Swedish thin film solar cell manufacturer Midsummer will receive roughly €38 million (US$44 million) worth of financial incentives to build a 50MW factory in Bari, Italy.
Confirmed by Italian authorities last week (30 October), the incentives come in the form of grants and soft loans, which make up 35% and 23% of the total project investment of €66 million (US$76.5 million), respectively. The ‘soft loans’ are provided by the investment arm of the Italian state, Invitalia.
Midsummer had already purchased the plant in Bari in southern Italy and can now begin filling it with equipment and recruiting staff.
It is expected to begin production of its thin film solar roofs in the summer of next year and represents the first Swedish project to be included in Italy’s €190 billion (US$220 billion), EU-backed recovery plan.
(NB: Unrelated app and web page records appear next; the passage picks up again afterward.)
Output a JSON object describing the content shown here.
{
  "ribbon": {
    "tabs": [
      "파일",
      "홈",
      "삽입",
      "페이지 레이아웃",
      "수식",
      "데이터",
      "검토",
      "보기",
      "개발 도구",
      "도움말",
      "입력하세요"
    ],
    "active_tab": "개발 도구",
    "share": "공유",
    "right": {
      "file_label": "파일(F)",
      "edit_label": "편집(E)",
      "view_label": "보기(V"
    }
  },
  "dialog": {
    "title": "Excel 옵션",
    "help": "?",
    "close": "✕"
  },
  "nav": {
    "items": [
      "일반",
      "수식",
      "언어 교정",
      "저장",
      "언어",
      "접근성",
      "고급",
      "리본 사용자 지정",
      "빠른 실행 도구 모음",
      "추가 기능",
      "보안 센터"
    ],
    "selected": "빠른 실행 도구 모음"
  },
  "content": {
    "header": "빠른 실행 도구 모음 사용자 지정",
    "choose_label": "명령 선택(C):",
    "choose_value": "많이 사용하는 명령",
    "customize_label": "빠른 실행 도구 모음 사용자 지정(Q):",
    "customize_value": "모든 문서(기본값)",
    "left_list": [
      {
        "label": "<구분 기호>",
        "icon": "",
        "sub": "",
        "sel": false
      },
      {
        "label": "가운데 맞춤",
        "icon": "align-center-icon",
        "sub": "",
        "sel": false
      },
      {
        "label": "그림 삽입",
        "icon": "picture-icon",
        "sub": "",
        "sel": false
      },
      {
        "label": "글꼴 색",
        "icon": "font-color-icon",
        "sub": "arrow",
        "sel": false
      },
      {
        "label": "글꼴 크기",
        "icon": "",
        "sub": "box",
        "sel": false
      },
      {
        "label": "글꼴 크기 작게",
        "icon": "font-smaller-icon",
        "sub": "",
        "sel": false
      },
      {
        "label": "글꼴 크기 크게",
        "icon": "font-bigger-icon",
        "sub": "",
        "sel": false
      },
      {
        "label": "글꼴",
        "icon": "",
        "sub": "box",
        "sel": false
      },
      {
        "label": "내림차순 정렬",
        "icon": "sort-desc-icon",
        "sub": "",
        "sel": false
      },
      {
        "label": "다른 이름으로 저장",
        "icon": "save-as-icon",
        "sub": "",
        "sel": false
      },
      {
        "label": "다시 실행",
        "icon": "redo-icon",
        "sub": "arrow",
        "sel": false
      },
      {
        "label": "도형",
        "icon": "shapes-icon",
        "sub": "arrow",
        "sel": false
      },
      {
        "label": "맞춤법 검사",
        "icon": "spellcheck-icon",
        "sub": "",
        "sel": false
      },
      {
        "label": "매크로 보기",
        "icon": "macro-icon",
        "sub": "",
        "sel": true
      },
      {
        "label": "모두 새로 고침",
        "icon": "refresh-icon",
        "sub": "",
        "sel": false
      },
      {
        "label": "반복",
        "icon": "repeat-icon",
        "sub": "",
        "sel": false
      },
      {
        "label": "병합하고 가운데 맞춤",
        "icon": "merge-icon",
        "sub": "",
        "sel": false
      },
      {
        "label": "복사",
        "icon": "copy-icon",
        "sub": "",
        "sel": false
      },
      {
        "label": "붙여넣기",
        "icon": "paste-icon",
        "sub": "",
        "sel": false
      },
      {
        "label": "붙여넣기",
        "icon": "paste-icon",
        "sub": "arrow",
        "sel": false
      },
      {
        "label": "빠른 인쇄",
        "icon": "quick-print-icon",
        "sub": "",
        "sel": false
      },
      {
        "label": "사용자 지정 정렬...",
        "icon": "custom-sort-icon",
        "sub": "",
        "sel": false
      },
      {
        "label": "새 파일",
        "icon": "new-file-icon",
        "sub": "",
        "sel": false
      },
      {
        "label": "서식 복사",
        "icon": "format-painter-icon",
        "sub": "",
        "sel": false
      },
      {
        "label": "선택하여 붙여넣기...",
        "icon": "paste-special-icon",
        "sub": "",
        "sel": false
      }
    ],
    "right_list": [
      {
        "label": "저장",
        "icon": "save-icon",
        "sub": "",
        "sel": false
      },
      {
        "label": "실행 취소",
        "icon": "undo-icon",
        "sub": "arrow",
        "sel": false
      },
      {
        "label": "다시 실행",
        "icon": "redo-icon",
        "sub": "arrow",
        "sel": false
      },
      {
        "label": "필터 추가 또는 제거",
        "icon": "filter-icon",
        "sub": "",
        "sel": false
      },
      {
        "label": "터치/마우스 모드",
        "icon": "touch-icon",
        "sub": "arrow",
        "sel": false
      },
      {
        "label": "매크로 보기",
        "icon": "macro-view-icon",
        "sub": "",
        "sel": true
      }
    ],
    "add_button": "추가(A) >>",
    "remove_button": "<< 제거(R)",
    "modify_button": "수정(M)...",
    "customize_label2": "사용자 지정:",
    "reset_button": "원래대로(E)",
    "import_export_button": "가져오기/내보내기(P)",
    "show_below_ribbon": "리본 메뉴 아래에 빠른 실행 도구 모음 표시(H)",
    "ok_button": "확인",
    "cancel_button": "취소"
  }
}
“We are very happy to receive these very advantageous grants,” said Sven Lindström, CEO of Midsummer. “We will tenfold our maximum production capacity and the finished factory will make Midsummer the largest producer of thinfilm solar cells in Europe.”
The factory will be wholly owned by subsidiary Midsummer Italia and will produce the company’s thin film solar roof product – primarily for the southern European market – that has experienced surging demand in the Nordic countries of over 500% in Q3 this year, the company said.
European solar manufacturing has been a subject of much discussion of late, particularly against a backdrop of supply chain and logistics issues disrupting the global supply of PV products. Financing has been cited as a key barrier to a ramp up of domestic solar manufacturing in Europe with upstream facilities often regarded by financiers as riskier investments than downstream projects.
PV Tech Premium explored the drivers behind a return of solar manufacturing to Europe here.